By now Yorn had two additional babies, Charan and Chara, to care for and she let Lina go without a fight. Babies were a better draw for begging anyway. I was at my limit emotionally, financially and physically with the 7 children, Charam and Lina included, that I loved as my own and could not take on the responsibility for the two little boys left with Yorn on the sidewalk that day. It was a bitter reality that left permanent scars on my heart.
With Lina and Charam now both safely off the streets, my dealings with Yorn became almost non existent. True to her nature, she never visited her son and hardly ever showed up to see Lina. When she did, she often had ulterior motives. Charam would occasionally write to me of his little brothers and I would often find myself distracted by the thoughts of them barefoot and begging on the streets of Phnom Penh.
The chapter took another turn in August of 2011. Yorn was caught up by a ‘recruitment’ company whose business is exploiting poor women with promises of employment in other countries as domestic servants. In truth, they are human traffickers selling women into domestic slavery. Lured by the promise of easy money and a better life, Yorn found herself at one of the many recruitment training facilities in Cambodia waiting to be sent to Malaysia. Working with Aziza’s staff on the advice of another NGO that specialized in these type of situations, we attempted to ‘buy’ Yorn back. Those negotiations fell through and it was only due to the sudden interest in the wellbeing of these women by the Cambodian government (spurred on no doubt but the expose on CNN) that all visas being issued for these “workers” were suspended and Yorn was back out on the streets. As imperfect as that solution may be, it was better than the alternative.
Just yesterday Lina had been telling me that she had not seen her mother in a very long time. And then she turns up right as I arrive to pick up Lina. God’s ways are inscrutable sometimes, I thought as she promptly told me how difficult it was to have her kids in school and not home earning money. She will never know that I offered the recruiter $800 to buy her freedom and dismisses the memory of the drink cart I bought her to encourage her to earn money on her own, only to have her sell it for $50 a few days later. She only sees me as the “wealthy” white woman who only gives her money to two of her children, leaving her to a life of hardship. She whispers a few words in Lina’s ear before we go and within moments of driving off in the Tuk Tuk, my sweet girl is distracted and upset. I ask her what is wrong and she asks me if I will buy her poor mother and little brothers a house. My heart breaks. Lina is back in her role as her mother’s beggar and I am back in the position of having to deny help, if not for Yorn, then for Charan and Chara.

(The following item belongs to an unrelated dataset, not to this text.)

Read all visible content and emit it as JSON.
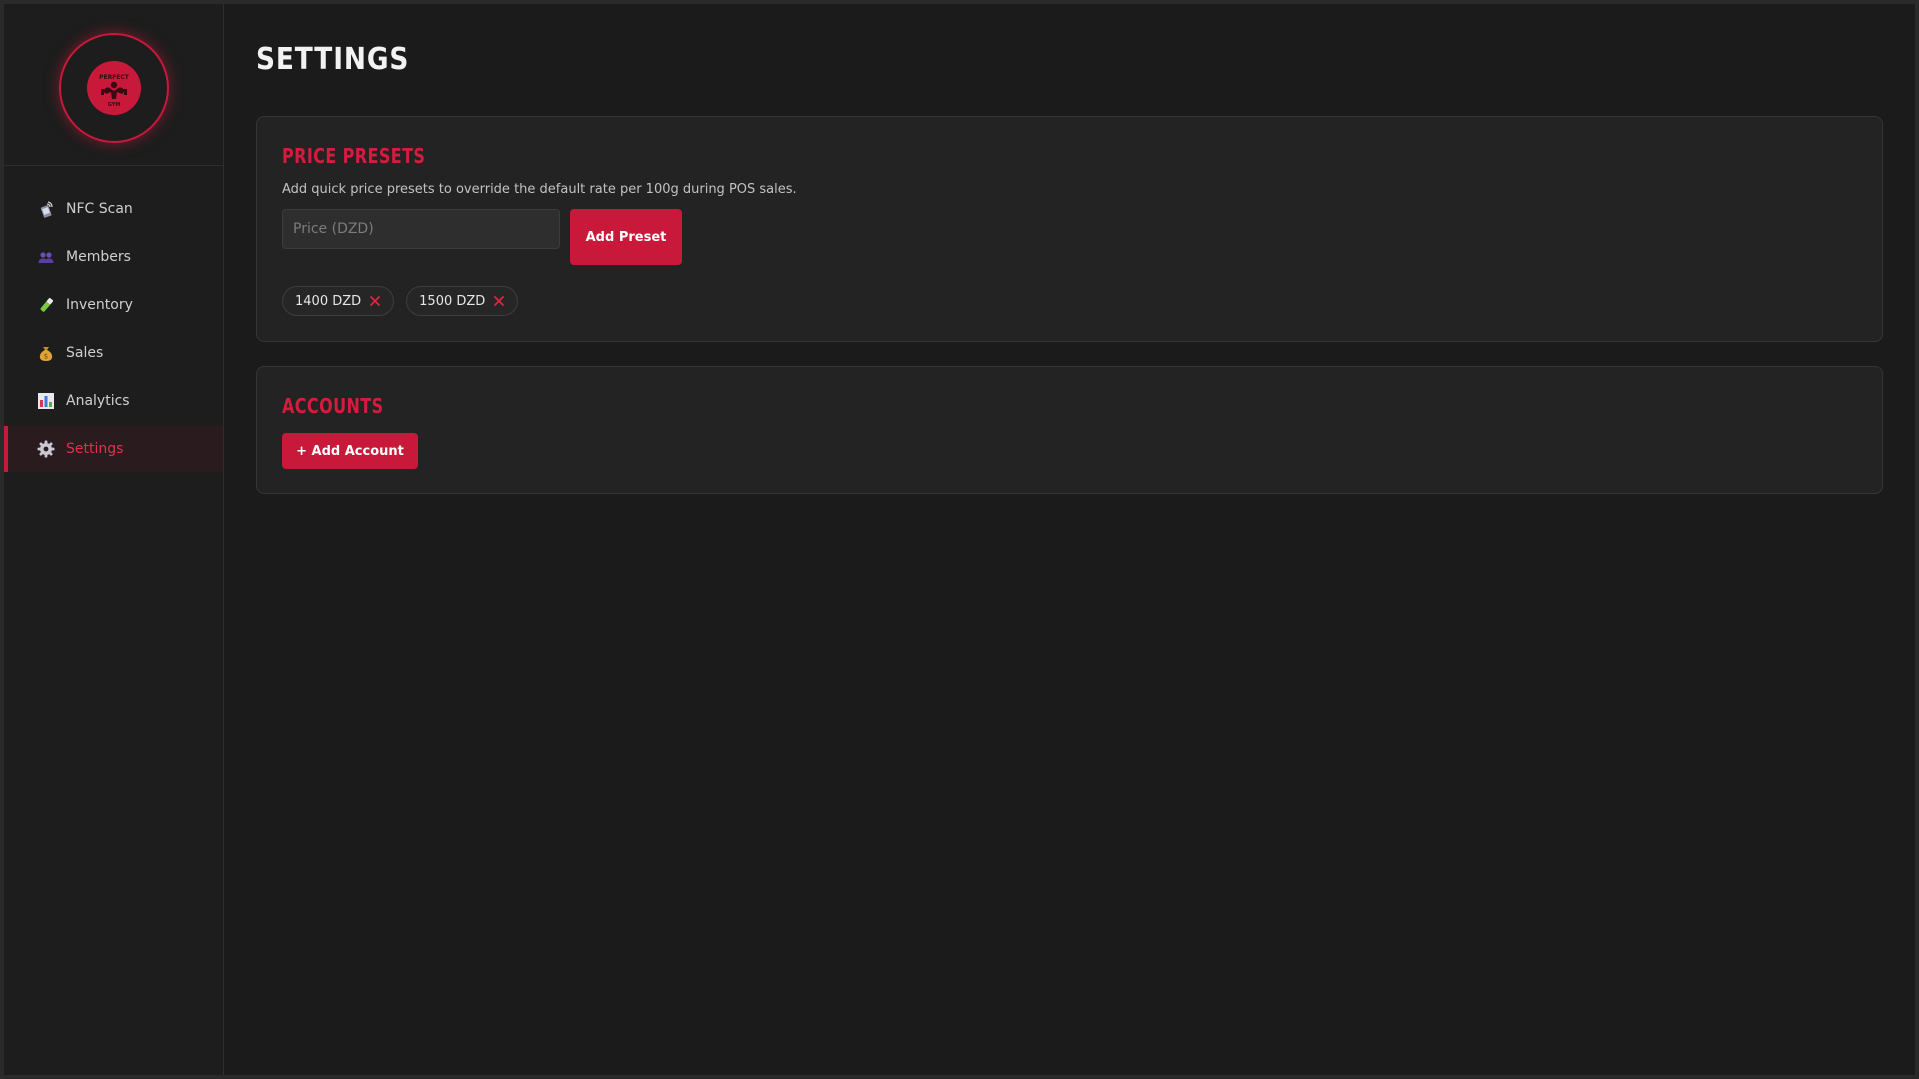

Later, as I watch my tribe of kids happily tearing their way through the Russian Market, each with $20 to buy clothing and toys, I am distracted by thoughts of those little boys. Is it indulgent and wasteful to give my kids that kind of spending money when a fraction of that could buy food for a week for Charan and Chara?
Charam finishes buying a new pair of jeans and a pair of shoes. He picks out a toy car for his little brothers and then carefully tucks the remainder of his money into his wallet. Lina has told him Yorn is around and he lets me know he plans on visiting her later that weekend. He is also distracted. The responsibilities Yorn placed upon him as the oldest son did not dissipate when he went away to school. I know exactly where the rest of that money is going. Lina hands him the dollar I gave her the day before and he tucks that away as well. My Western guilt rises up and I slip him an extra $50 knowing I am only helping to contribute to the vicious cycle that Yorn exists in.
Two children in school. Two on the streets. It is Sophie’s choice.